Publ.Date : Fri, 28 Aug 2015 11:11:12 EDT

Greenland campaign takes flight to measure ice sheet
Earlier this month, a NASA instrument nestled in the belly of a small plane flew over Greenland's ice sheet and the Arctic Ocean's icy waters. Flying above creviced glaciers, chunks of ice floating in melt ponds, and the slushy edges of the ice sheets, the instrument used a rapidly firing laser to measure the elevation of the surface below.
Publ.Date : Fri, 28 Aug 2015 11:11:11 EDT

Intensity of desert storms may affect ocean phytoplankton
Scientists have determined that once iron is deposited in the ocean, it has a very short residence time, spending only six months in surface waters before sinking into the deep ocean.
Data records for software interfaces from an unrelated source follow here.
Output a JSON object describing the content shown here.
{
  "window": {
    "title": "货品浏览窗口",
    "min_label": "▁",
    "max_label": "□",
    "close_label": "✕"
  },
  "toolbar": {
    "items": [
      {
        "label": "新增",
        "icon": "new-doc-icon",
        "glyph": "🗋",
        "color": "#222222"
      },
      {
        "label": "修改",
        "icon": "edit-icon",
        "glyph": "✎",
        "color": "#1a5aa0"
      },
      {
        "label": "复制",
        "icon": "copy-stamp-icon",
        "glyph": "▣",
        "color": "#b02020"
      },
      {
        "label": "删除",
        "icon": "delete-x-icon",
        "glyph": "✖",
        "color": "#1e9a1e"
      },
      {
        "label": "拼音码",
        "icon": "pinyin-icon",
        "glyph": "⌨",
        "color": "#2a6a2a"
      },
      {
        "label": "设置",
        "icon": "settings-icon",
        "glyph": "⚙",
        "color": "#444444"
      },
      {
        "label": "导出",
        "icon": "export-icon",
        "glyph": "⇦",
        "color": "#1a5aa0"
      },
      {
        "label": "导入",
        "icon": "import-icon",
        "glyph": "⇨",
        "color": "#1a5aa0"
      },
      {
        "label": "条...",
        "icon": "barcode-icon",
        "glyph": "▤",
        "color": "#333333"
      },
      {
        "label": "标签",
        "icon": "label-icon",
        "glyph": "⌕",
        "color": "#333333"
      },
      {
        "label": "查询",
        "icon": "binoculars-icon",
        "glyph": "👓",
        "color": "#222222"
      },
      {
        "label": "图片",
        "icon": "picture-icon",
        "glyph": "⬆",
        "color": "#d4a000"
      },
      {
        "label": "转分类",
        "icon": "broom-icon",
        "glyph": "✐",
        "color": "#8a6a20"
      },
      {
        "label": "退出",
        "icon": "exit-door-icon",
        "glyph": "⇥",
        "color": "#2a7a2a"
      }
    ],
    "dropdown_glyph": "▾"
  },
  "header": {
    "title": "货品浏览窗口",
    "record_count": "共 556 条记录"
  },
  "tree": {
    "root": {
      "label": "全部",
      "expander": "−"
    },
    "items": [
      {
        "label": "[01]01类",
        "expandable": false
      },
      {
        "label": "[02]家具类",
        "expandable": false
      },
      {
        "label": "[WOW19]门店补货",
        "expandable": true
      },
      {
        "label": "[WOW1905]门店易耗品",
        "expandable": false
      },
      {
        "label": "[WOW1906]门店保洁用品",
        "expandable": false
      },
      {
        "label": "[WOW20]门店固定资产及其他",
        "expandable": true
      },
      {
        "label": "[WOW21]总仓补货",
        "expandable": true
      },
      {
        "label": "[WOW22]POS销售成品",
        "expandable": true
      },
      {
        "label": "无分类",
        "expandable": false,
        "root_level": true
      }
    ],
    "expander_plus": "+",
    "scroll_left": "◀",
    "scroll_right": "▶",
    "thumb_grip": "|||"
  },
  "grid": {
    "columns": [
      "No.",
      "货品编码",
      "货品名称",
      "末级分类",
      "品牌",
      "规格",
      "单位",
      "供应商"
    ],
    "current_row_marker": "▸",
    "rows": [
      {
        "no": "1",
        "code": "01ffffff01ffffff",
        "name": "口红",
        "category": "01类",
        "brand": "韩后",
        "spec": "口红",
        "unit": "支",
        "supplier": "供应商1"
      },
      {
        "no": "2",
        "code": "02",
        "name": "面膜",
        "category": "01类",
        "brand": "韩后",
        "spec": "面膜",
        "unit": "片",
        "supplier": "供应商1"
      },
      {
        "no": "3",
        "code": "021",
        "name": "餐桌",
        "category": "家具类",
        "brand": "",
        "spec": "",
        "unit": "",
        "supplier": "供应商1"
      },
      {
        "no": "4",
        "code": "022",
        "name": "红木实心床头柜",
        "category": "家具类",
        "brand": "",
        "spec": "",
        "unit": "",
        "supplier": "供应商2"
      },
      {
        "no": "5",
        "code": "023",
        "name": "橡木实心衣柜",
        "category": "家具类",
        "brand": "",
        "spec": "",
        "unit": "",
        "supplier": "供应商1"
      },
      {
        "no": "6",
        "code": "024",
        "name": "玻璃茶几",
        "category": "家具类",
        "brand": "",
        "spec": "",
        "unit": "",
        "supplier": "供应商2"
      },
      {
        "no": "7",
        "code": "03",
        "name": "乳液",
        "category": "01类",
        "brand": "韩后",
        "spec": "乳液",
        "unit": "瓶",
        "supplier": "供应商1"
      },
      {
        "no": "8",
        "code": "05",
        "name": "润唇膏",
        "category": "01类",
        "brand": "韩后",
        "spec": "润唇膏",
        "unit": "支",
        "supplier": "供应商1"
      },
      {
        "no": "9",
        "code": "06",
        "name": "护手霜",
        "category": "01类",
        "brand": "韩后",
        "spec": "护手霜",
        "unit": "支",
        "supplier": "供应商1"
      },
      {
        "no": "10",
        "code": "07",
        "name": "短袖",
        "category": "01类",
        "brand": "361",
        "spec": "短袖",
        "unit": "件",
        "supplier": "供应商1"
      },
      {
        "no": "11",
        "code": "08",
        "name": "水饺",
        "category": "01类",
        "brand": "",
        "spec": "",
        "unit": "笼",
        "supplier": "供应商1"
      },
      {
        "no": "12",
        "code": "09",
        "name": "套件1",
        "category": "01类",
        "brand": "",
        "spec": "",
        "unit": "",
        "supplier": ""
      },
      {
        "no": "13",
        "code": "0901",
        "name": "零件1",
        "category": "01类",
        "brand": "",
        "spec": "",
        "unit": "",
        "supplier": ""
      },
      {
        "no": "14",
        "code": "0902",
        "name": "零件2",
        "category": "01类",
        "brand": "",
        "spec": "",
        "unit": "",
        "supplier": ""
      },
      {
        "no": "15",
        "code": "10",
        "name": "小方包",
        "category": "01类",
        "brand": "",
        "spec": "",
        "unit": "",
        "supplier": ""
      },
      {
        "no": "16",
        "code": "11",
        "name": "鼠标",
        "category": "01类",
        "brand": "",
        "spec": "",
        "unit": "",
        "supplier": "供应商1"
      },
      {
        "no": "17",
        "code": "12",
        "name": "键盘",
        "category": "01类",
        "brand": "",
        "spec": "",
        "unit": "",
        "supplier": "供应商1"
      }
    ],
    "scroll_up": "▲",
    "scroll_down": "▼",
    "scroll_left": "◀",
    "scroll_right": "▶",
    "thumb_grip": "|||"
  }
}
This high turnover of iron signals that large seasonal changes in desert dust may have dramatic effects on surface phytoplankton that depend on iron.
Publ.Date : Thu, 27 Aug 2015 12:19:26 EDT

What would a tsunami in the Mediterranean look like?
Researchers have developed a model to simulate the impact of tsunamis generated by earthquakes and applied it to the Eastern Mediterranean. The results show how tsunami waves could hit and inundate coastal areas in southern Italy and Greece.
Publ.Date : Thu, 27 Aug 2015 08:35:28 EDT

DNA sequencing used to identify thousands of fish eggs
Using DNA sequencing, researchers have accurately painted a clear picture of fish spawning activities in a marine protected area and have created a baseline for continuing studies on the effects of climate variability on fish populations. Researchers collected 260 samples off the Ellen Browning Scripps Memorial Pier over a two-year period and used DNA barcoding to accurately identify over 13,000 fish eggs.
Publ.Date : Wed, 26 Aug 2015 14:41:12 EDT